Rugby family's plea to change driving law could become reality

A Rugby family's campaign to change the law on dangerous driving in their daughter's memory is closer to being achieved.

Friday, 16th December 2016, 8:57 am
Updated Saturday, 17th December 2016, 8:19 am
Mark Pawsey MP (centre) discussed the proposals for tougher sentences for dangerous drivers with the Secretary of State for Justice, the Rt. Hon. Elizabeth Truss MP (right) and Parliamentary Under Secretary of State for Prisons and Probation, Sam Gyimah MP (left)

George and Giulietta Galli-Atkinson, who live in Hillmorton, have been campaigning to change the laws around dangerous driving after their 16-year-old daughter Livia was tragically killed in Enfield, north London in 1998 after a driver mounted the pavement.

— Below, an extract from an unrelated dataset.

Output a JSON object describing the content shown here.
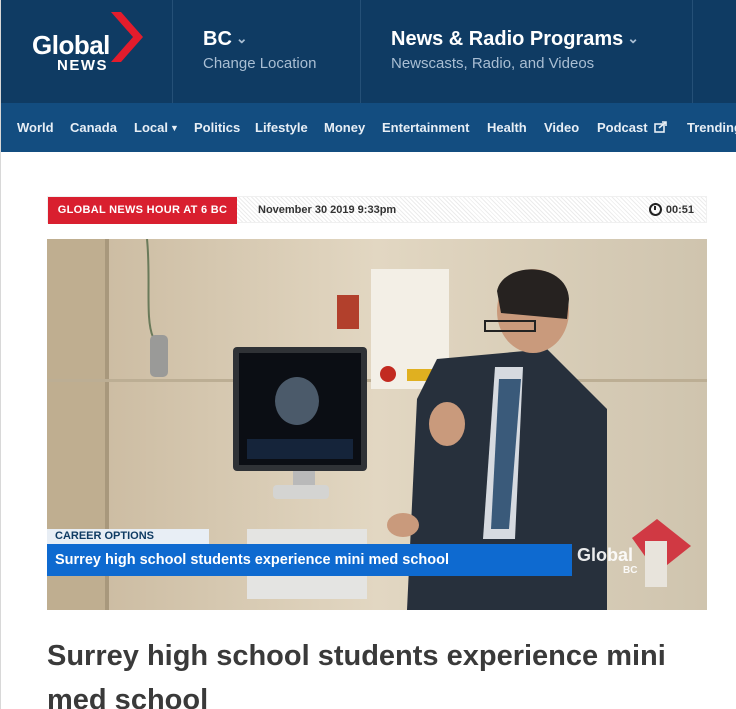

Livia’s killer was found guilty of causing death by dangerous driving, but received only a fine. Since then, the couple have started campaigning and also set up the Livia Award in recognition of police officers’ work during road death investigations.

Rugby MP Mark Pawsey, The Secretary of State for Justice, Elizabeth Truss and the Parliamentary Under Secretary of State for Prisons and Probation Justice, Sam Gyimah, recently discussed proposals for stricter penalties.

Dangerous drivers who kill could face life sentences under the new plans .

The proposals would allow the courts to properly punish those driving dangerously and drivers causing death by speeding, street racing or while on a mobile phone.

Offenders who also cause death by careless driving while under the influence of alcohol or drugs could also get life sentences, an increase on the current 14 years.

MrPawsey said: “It has been a great privilege to support the Livia Awards and the work of the Galli-Atkinson’s. I was very keen to raise with my colleagues the importance of their campaign and the need to ensure that those who cause death by dangerous driving are properly held to account.”

Mr Galli-Atkinson said: “Since Livia’s death I have been involved with changes to legislation and road safety education. It is not just about banging people up but also educating a new generation of drivers.

“There are real malicious drivers out there who excessively speed, drive over the alcohol limit or on drugs and when they plead guilty they get sentences reduced. The proposals of life in prison could turn a few heads.”